  2. Thank you, Carol, for an amazing interview! Cheers to you and your success...

  3. Great interview Carol. How neat that your daughter kept you writing with her encouragement. Same with my mother and I. I kept nagging her about what would happen next with her story. Then she returned the favor. Great to have a Mother/Daughter bond with writing =)

  4. Thanks Kimberly, I appreciate it very much. You are an inspiration and I wish you all the best.

    Hi Terri, thanks for dropping in. Yes, it is great having a mother/daughter bond. She really wants to write only she hasn't come up with an idea yet, lol. Mind you, she is busy at Uni. I'm sure one day it will happen. My other two children have also read it and give me just as much encouragement. I love it when we all get together and have a Slave Trader chat, particularly when they hear back from their friends who have read it =:)

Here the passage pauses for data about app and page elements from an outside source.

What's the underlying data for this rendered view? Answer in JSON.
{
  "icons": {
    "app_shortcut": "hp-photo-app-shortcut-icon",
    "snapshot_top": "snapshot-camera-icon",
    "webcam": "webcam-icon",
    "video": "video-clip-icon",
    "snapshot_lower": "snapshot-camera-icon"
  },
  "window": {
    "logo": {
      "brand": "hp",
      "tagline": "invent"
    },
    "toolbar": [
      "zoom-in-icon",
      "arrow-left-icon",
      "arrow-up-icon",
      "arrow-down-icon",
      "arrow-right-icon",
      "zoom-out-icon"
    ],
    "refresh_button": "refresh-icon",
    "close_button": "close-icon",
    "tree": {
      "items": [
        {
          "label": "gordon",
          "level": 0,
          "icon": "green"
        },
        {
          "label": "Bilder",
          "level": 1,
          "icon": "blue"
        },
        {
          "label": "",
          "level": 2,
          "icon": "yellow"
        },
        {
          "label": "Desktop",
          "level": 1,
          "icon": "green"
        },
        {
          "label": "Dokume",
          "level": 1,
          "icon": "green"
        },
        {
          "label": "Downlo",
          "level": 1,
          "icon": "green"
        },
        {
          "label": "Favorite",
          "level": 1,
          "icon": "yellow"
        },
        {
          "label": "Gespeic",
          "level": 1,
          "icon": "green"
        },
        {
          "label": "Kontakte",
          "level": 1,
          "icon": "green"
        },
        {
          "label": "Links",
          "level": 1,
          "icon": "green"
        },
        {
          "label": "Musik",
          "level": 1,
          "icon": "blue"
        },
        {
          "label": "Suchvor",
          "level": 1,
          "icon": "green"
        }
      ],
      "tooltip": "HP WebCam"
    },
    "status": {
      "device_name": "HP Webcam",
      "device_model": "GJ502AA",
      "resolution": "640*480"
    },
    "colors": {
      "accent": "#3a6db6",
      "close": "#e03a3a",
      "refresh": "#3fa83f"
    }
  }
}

  5. I loved hearing about your life. It sounds fascinating. No wonder your book is so intriguing. The best of luck with it!

  6. Thanks Molly. And thanks for dropping by.